_Exercise_.
Scan the entries below for the string "Upper" and copy every line where it turns up.

_Element data from apps and pages_.
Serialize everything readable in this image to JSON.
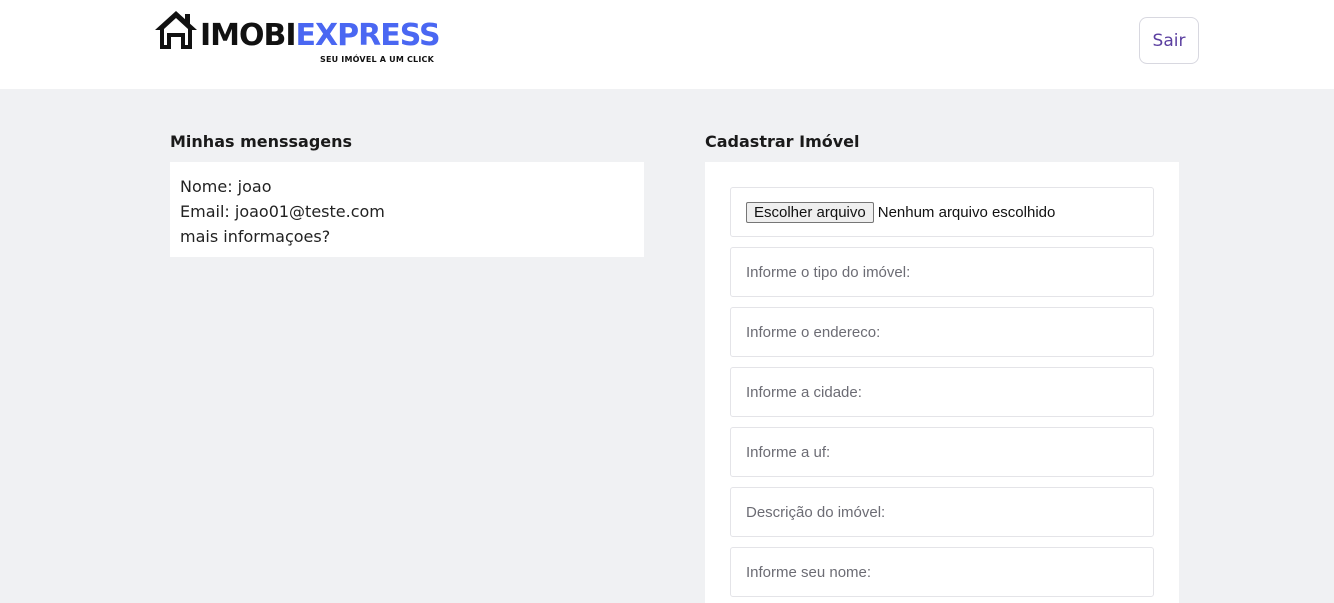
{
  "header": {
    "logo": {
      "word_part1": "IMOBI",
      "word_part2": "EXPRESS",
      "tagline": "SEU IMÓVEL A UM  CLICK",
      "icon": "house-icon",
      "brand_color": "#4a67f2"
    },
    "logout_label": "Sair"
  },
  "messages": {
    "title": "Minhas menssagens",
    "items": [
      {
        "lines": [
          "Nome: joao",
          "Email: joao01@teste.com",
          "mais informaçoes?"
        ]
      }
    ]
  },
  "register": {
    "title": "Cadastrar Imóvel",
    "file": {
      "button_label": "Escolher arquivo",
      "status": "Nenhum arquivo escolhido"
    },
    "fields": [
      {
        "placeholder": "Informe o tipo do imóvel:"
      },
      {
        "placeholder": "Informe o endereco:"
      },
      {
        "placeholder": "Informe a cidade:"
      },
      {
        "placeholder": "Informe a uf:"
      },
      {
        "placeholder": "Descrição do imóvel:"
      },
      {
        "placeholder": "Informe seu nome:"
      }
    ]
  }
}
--
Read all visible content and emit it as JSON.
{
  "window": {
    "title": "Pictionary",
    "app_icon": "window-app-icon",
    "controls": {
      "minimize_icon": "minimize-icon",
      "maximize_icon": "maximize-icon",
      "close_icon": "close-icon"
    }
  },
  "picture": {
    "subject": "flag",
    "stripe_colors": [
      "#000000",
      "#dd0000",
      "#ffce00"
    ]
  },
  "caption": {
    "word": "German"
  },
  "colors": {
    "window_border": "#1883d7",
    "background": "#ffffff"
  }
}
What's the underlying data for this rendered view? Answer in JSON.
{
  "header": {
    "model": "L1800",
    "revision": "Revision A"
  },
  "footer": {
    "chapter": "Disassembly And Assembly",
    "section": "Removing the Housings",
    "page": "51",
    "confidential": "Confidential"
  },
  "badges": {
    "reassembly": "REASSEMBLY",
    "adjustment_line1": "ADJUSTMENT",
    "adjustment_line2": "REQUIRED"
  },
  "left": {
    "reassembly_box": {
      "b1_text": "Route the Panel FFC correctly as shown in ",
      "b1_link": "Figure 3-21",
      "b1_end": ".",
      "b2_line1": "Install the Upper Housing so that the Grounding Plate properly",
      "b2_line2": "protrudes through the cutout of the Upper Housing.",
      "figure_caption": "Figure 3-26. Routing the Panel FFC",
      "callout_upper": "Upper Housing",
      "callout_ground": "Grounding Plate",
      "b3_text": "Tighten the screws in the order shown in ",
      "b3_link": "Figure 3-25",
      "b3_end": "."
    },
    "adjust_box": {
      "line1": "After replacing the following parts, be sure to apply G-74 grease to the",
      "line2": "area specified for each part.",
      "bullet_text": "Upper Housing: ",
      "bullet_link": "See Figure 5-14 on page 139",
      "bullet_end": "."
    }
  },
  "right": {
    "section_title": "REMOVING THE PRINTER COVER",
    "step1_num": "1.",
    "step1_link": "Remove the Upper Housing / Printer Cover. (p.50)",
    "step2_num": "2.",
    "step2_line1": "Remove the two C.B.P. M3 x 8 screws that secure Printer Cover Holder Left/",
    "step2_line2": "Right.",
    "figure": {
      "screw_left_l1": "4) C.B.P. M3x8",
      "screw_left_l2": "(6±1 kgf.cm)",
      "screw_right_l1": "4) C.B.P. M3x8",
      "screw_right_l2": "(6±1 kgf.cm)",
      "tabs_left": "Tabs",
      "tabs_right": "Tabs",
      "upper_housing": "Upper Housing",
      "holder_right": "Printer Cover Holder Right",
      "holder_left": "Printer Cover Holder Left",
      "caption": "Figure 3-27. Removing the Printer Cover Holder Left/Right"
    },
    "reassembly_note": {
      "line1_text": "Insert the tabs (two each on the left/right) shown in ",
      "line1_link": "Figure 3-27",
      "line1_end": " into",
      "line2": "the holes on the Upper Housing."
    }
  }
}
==
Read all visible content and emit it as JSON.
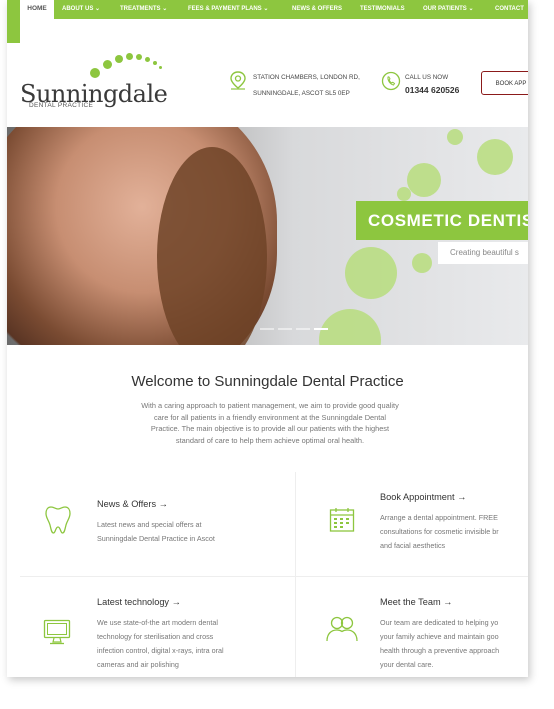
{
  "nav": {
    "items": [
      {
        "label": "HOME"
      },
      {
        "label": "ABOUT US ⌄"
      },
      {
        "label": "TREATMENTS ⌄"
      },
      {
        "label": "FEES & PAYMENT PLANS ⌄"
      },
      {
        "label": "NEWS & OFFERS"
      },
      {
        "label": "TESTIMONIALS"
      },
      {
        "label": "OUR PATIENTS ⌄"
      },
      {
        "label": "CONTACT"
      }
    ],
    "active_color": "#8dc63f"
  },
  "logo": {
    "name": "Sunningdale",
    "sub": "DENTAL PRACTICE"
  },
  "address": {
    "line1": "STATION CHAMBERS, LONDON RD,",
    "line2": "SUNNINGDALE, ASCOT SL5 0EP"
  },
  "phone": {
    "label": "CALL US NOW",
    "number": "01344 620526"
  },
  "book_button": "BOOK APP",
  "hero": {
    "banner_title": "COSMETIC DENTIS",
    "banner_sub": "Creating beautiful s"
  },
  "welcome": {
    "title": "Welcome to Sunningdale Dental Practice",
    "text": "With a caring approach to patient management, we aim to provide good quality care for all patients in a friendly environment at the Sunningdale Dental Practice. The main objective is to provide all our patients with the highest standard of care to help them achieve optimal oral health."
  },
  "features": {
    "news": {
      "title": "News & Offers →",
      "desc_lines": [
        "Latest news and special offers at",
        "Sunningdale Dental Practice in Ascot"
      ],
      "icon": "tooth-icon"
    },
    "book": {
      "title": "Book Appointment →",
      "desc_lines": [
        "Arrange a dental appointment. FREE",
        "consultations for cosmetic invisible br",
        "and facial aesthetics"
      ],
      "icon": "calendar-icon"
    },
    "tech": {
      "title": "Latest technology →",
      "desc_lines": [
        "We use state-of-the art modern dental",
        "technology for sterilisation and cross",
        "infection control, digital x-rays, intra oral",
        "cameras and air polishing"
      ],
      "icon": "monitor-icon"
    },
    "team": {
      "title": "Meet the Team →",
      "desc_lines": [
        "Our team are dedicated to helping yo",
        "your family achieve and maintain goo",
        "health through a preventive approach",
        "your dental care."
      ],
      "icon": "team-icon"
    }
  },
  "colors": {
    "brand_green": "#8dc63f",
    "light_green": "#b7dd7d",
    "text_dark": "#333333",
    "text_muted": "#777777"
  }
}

_Answer to the exercise_.
      "b2_line1": "Install the Upper Housing so that the Grounding Plate properly",
      "b2_line2": "protrudes through the cutout of the Upper Housing.",
      "callout_upper": "Upper Housing",
      "bullet_text": "Upper Housing: ",
    "step1_link": "Remove the Upper Housing / Printer Cover. (p.50)",
      "upper_housing": "Upper Housing",
      "line2": "the holes on the Upper Housing."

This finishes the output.